A Small-scale Technology Certificate (STC) represents one megawatt-hour of renewable electricity generated or displaced by qualifying small-scale renewable energy systems like solar PV, wind, hydro, solar water heaters, and air source heat pumps. These certificates serve as a financial incentive, reducing the upfront installation expenses for small-scale renewable energy systems.

The Small-scale Renewable Energy Scheme (SRES) allocates a specific number of STCs to eligible small-scale renewable energy systems as part of the incentive program.

Number of STCs Allowed

The number of certificates that a renewable energy system can obtain depends on its location, installation date, and the amount of electricity it generates or displaces over specific timeframes.

  • For small-scale solar panels, wind, or hydro systems, the certificates are determined based on the electricity they produce over one or five years or during a single maximum deeming period.
  • For solar water heaters or heat pumps, the certificates are based on the electricity they effectively replace over a single maximum deeming period.

To find out how many certificates a system can receive, you can use the small generation unit STC calculator for solar panels, wind, or hydro systems, and the solar water heater STC calculator for solar water heaters and heat pumps.

Small-scale Technology Certificate (STC), once created and verified, acts as a form of currency.
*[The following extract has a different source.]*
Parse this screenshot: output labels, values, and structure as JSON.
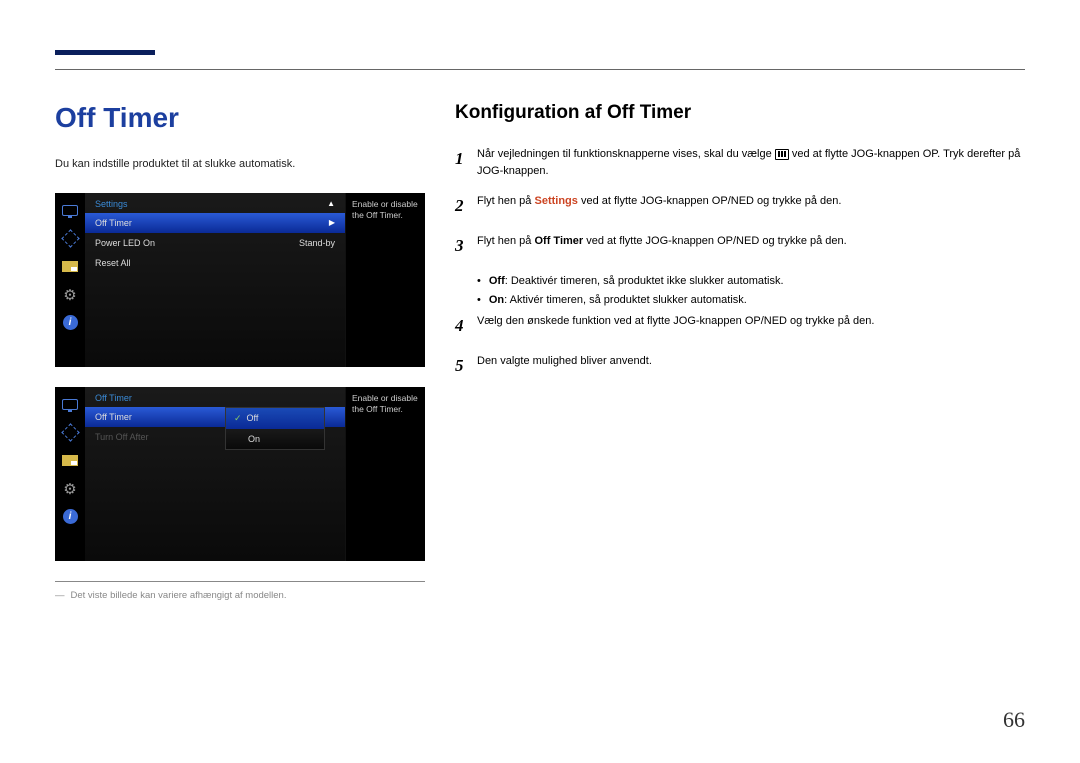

These certificates can be sold to recover a portion of the system’s purchase and installation costs or transferred to others at a negotiated price. The Renewable Energy Target is supported by an online registry system called the REC Registry, which facilitates the creation, validation, auditing, and transfer of these certificates.

Also See: What is Renewable Energy Certificate (REC)?

Calculating STC

The calculation incorporates multiple factors and adheres to a methodology established by the CER.

1. Deemed Energy Generation: The CER uses a method called deemed energy generation to determine the amount of electricity generated or displaced by a system. This methodology considers various factors such as the system capacity, location, and type of technology.

2. Deeming Period: The deeming period signifies the anticipated lifespan of the system. The CER sets distinct periods of consideration for various types of technology. For example, solar systems have a deeming period of 15 years.

3. Location-based Multiplier: The CER provides a location-based multiplier to accurately consider the differences in renewable energy generation potential across regions. The multiplier represents the amount of solar radiation or wind resources that can be harnessed at the installation site. Regions with higher solar or wind energy potential benefit more, resulting in more Small-scale Technology Certificates (STCs).

4. System Capacity: The size of the small-scale renewable energy system plays a crucial role in determining the quantity of STCs. It usually represents the max power output or system capacity represented in kilowatts (kW).

Must Read: What is Report of Proposed Construction (ROPC)?


Elliot is a passionate environmentalist and blogger who has dedicated his life to spreading awareness about conservation, green energy, and renewable energy. With a background in environmental science, he has a deep understanding of the issues facing our planet and is committed to educating others on how they can make a difference.

Leave A Reply